PROBLEM DESCRIPTION. Every record must be retyped exactly as it reads.

Collected data

==============================

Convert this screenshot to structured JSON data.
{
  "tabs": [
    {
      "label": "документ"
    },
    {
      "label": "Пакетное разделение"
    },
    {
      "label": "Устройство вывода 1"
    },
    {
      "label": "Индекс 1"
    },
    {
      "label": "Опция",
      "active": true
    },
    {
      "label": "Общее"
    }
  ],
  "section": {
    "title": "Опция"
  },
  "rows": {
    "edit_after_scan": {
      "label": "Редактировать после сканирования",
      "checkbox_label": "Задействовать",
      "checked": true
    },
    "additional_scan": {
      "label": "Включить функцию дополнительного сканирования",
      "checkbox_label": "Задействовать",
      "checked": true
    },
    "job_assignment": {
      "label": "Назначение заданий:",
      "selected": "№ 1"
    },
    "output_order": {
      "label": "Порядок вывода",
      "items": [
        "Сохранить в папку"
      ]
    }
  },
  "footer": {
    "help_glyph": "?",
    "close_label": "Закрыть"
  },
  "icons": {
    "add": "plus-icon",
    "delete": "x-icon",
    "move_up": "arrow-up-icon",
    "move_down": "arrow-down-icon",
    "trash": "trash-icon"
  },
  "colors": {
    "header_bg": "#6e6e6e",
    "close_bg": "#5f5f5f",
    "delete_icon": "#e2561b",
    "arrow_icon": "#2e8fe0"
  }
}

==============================

WRITTEN RESPONSE.
Convert this screenshot to structured JSON data.
{
  "tabs": [
    {
      "label": "документ"
    },
    {
      "label": "Пакетное разделение"
    },
    {
      "label": "Устройство вывода 1"
    },
    {
      "label": "Индекс 1"
    },
    {
      "label": "Опция",
      "active": true
    },
    {
      "label": "Общее"
    }
  ],
  "section": {
    "title": "Опция"
  },
  "rows": {
    "edit_after_scan": {
      "label": "Редактировать после сканирования",
      "checkbox_label": "Задействовать",
      "checked": true
    },
    "additional_scan": {
      "label": "Включить функцию дополнительного сканирования",
      "checkbox_label": "Задействовать",
      "checked": true
    },
    "job_assignment": {
      "label": "Назначение заданий:",
      "selected": "№ 1"
    },
    "output_order": {
      "label": "Порядок вывода",
      "items": [
        "Сохранить в папку"
      ]
    }
  },
  "footer": {
    "help_glyph": "?",
    "close_label": "Закрыть"
  },
  "icons": {
    "add": "plus-icon",
    "delete": "x-icon",
    "move_up": "arrow-up-icon",
    "move_down": "arrow-down-icon",
    "trash": "trash-icon"
  },
  "colors": {
    "header_bg": "#6e6e6e",
    "close_bg": "#5f5f5f",
    "delete_icon": "#e2561b",
    "arrow_icon": "#2e8fe0"
  }
}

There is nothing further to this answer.